That resulted in the city hiring Hootman and the Florida League of Cities to defend its portion of the lawsuit, while Davis originally had Bradenton Attorney Mark Barnebey.
Davis eventually dumped Barnebey and hired Mackey.
Hootman claims in court papers that Matthew Taylor, an attorney with the Mackey Group, made an "unauthorized communication" to Lutz on Nov. 21, 2003, at the instigation of Mackey.
On the same day, he spoke with Mackey in "an effort to resolve a dispute" over a deposition by city staff member Susan Corsi.
During that conversation, according to Hootman, Mackey said "his office was contacting City Attorney Patricia Petruff and Commissioner Roger Lutz (who is an attorney) to express criticism of the representation which [Hootman] was providing to defendant CITY (sic) in this case."
Hootman said he then told Mackey that he was "not authorized to speak with members of the city commission," at which time Mackey hung up.
But it was too late.
Even Mackey conceded in a letter to Hootman the same day that Taylor had contacted Lutz earlier on Nov. 21.
Lutz, said Mackey, did not speak to Taylor because "he deemed the contact inappropriate.

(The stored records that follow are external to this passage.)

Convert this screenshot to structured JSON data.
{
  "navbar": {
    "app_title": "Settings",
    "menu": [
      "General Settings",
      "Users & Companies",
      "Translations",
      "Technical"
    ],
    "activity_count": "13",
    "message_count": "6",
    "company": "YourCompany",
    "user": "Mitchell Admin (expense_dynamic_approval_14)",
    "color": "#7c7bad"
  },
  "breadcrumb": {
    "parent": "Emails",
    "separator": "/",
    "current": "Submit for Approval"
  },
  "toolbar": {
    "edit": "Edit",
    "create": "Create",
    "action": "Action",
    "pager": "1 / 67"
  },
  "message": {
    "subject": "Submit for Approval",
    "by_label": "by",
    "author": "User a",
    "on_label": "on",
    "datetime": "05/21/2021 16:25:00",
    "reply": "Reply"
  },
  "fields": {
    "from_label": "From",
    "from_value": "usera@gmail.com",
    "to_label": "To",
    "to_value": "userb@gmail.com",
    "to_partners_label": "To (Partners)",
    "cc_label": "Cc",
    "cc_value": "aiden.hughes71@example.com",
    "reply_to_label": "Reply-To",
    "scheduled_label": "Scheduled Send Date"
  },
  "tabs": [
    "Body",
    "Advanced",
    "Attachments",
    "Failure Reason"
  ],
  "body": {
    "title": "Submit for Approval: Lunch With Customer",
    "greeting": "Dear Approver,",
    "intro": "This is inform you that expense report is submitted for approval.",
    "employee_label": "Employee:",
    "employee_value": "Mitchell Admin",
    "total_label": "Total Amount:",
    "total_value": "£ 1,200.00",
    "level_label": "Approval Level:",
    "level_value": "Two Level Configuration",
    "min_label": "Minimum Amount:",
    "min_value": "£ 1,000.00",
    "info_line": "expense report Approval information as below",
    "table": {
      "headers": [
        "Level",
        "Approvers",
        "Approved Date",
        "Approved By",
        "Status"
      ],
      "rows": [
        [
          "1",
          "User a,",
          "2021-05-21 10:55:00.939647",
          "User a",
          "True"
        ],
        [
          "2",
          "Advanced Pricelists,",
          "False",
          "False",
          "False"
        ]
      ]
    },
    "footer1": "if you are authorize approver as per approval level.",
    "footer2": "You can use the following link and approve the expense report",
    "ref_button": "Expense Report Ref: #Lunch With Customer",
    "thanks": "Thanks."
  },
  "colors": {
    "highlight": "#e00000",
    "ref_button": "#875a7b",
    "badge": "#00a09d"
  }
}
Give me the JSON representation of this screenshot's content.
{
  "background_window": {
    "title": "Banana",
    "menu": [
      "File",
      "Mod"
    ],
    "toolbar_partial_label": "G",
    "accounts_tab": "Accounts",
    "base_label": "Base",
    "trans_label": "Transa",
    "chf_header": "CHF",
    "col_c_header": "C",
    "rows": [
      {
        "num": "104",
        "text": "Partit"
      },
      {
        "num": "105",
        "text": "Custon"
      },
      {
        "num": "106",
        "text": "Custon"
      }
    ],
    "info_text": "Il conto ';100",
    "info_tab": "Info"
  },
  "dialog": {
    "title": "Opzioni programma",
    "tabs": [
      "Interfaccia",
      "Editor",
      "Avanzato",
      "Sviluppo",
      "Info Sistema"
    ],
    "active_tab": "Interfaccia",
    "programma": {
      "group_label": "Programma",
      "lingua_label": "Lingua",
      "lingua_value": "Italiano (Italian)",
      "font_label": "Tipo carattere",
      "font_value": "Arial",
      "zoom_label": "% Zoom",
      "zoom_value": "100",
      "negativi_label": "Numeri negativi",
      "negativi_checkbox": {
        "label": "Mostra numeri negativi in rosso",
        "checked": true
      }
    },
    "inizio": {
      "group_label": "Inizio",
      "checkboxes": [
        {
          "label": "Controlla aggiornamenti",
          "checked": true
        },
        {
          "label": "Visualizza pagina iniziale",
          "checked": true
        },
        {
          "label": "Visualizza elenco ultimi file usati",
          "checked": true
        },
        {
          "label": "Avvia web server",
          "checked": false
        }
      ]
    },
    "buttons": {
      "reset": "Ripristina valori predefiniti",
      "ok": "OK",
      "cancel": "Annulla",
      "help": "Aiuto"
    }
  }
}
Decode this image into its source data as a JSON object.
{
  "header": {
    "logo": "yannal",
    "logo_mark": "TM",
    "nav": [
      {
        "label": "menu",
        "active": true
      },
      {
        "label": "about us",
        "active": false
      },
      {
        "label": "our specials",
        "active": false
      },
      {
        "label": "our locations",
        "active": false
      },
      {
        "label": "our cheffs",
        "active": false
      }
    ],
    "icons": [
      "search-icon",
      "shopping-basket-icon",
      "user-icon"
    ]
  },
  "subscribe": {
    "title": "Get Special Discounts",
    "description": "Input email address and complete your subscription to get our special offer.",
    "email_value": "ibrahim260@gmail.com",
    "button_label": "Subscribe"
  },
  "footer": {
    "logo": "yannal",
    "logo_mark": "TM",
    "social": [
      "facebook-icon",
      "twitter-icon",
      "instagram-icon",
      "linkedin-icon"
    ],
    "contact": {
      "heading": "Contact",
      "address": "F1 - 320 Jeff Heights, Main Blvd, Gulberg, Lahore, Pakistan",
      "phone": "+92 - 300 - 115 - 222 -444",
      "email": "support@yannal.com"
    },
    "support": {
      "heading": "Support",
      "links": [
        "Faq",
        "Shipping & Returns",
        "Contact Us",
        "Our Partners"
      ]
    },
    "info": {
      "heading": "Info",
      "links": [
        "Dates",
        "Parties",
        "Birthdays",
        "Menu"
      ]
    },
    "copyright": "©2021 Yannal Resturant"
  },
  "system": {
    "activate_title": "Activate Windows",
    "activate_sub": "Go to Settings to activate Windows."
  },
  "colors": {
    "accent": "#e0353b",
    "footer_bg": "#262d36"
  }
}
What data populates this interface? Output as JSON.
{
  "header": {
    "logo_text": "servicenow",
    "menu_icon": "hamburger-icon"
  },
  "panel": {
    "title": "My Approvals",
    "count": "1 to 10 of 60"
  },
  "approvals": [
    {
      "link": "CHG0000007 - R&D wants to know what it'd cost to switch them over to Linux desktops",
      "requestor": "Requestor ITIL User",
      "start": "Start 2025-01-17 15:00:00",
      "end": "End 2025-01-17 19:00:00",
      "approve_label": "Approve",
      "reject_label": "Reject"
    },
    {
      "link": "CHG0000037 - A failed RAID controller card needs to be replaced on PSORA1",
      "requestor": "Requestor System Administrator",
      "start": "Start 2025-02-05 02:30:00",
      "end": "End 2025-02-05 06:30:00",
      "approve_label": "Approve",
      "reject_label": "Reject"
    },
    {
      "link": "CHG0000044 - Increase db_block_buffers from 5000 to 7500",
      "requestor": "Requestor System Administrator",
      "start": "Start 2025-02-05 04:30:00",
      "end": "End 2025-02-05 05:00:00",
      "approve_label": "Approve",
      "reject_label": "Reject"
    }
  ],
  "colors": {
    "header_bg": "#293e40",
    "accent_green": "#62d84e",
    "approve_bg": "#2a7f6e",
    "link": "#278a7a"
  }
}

"This contact does," continued Mackey, "appear to have been inappropriate under the circumstances and we apologize for the appearance of impropriety."
Mackey took full responsibility for the call, although he claimed Taylor only wanted to talk to Lutz about "procedural aspects, not substantive aspects" of the matter pending in the court.
He said that after speaking with Hootman, he went to Taylor to tell him not to call Lutz, but Taylor had just gotten off the phone with Lutz, Mackey said in his letter.
"You can be assured that even though you and I do not see eye-to-eye, there will be no further contact of any nature whatsoever," he concluded.
No more contact with Mackey is apparently fine with Hootman.
He filed a motion Nov. 26 asking the circuit court to disqualify the Mackey Law Group as Davis' attorney, for sanctions against Davis and the entry of a default.
Judge Charles Williams has set a hearing on the Hootman motion for 1:30 p.m. Jan. 23, 2004.
But the bizarre circumstances surrounding the entire case seem to be far from over.
Mackey has filed a counter-motion to the McLean/Coloney suit, asking the court to find in favor of Davis, award him damages in excess of $15,000, and pay for attorney's fees and costs associated with the action.
In fact, Mackey has even claimed in a separate motion that Holmes Beach owes Davis' attorney fees, and has asked the court to "enter an order awarding reasonable attorneys fees to Mr. Davis, to be paid by the city and its counsel."
In addition to asking the court for a divorce from Mackey in defending the suit, Hootman has also filed a separate motion asking the court to refer the matter to mediation.
No date to hear that motion has yet been set by the court.